What are polar-orbiting satellites, and what do they do?

The position of these satellites allows them to provide the information most useful for durable weather forecasting. They use devices to measure radiation emitted by the Earth and its atmosphere. This information, in turn, leads to more accurate weather forecasts.

Satellites can also watch sea ice coverage through radiation emitted from the Earth’s surface. Weather satellites carry sensors to scan the Earth, measuring reflected light and infrared temperatures. These measurements are then digitized and sent back to Earth for image making.

What can satellites tell us about climate change?

Satellites can tell us about ocean ecosystem changes and trends involving sea surface temperatures, coral reef health, whale travel patterns, sea ice melting, and more.

Weather satellites can detect the development and movement of storm systems and other cloud patterns. In addition, they can see other phenomena, such as city lights; fires; pollution levels; sand, dust, and snow storms; ice coverage; ocean currents; and energy flows.

For instance, the INSAT (India’s National Satellite System) series of satellites equipped with Very High-Resolution Radiometers (VHRR) provides data on cloud motions, top temperature, water vapor status, and more. All these data points help with weather forecasting for things like rainfall trends and the start of cyclones and their track prediction.

Satellites continue to provide imagery and data that greatly benefit weather forecasters. With these data and images, they can assess aviation risks such as low clouds, severe thunderstorms, and dust plumes.

Earth-watching satellites enable technology-based solutions that adapt to climate change. These include early-warning systems for extreme events, environmental monitoring, and better forecast and hindcast models.

Measuring the thickness of sea ice is another challenge with which satellites can help. This tracks warming ocean waters and their impact on ice sheets or icebergs. The key matrix shows that melting ice caused by warm temperatures is the largest contributor to rising sea levels.

By the early 1990s, Western space agencies began having satellites carry altimetry instruments. These new devices send radio pulses or laser beams back to earth. This enables scientists to measure the amount of time it takes the signal to return trip to the satellite, and analysts can calculate the difference in height between the ocean surface and the sea ice surface to determine the thickness of the ice sheet.

Satellites can effectively monitor and study a wide spectrum of disasters. Governments and private companies around the world are taking on new technology to provide relief and forecasts to disaster zones. As climate change increases and intensifies, satellites, in combination with big data analysis software, will become more pivotal in predicting natural disasters and subsequent relief efforts.
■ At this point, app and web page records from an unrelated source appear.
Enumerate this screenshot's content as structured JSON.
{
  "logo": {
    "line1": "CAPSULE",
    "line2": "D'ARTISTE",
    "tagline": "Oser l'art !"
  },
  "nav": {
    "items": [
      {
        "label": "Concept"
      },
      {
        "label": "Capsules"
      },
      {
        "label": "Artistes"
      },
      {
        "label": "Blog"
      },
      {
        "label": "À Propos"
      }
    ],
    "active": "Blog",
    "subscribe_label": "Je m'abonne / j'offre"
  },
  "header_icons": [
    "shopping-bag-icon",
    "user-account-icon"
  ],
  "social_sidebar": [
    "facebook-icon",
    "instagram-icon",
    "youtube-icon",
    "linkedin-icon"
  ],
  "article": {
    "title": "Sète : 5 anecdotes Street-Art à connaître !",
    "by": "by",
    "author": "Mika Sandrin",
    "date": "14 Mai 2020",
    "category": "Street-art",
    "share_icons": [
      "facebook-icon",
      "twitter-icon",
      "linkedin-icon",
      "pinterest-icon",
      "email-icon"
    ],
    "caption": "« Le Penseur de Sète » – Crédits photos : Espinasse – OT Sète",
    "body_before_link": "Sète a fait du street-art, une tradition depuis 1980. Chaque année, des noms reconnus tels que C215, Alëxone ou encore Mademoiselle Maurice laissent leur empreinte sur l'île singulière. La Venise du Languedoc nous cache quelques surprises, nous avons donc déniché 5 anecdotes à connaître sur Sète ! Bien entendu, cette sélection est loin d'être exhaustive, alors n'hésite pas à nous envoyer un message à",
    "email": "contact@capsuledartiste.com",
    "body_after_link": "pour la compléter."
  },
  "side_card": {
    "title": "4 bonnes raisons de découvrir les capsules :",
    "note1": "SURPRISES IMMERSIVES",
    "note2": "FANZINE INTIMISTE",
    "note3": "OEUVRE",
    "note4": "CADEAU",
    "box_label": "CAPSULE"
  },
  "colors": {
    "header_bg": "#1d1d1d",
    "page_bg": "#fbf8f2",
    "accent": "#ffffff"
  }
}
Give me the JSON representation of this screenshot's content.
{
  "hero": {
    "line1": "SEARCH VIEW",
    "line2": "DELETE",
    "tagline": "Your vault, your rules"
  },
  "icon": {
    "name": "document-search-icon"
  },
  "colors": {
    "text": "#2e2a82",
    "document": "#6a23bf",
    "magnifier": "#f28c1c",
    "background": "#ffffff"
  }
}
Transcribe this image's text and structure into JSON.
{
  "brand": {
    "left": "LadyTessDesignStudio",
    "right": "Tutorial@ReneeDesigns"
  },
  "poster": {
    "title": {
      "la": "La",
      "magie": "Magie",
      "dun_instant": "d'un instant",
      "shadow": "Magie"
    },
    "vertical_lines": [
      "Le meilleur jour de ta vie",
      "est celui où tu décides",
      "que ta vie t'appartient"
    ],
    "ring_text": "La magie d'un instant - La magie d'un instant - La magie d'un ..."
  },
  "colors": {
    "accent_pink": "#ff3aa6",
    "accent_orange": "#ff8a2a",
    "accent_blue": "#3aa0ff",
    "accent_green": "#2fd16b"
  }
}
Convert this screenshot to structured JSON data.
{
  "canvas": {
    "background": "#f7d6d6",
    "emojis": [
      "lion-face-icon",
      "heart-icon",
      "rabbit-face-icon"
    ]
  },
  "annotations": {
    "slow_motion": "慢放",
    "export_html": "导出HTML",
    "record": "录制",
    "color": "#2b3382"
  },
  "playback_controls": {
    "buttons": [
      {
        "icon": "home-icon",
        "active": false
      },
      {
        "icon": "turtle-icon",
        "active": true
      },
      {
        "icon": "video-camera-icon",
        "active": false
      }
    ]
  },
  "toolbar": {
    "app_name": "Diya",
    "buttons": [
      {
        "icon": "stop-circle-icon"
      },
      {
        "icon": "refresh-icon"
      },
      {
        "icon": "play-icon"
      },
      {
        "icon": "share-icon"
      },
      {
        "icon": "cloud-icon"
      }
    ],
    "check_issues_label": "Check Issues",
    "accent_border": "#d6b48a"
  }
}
X2nSat has been a trusted firm in the satellite industry for over 25 years. We provide exceptional offerings for a variety of satellite-based telecommunications solutions. Along the direction of climate change management, we serve industry verticals including environmental monitoring, utilities, and healthcare with remote monitoring, disaster recovery (DR) and network backup services.

Want to get started using satellites to manage climate change? Please contact us for further details and discussion.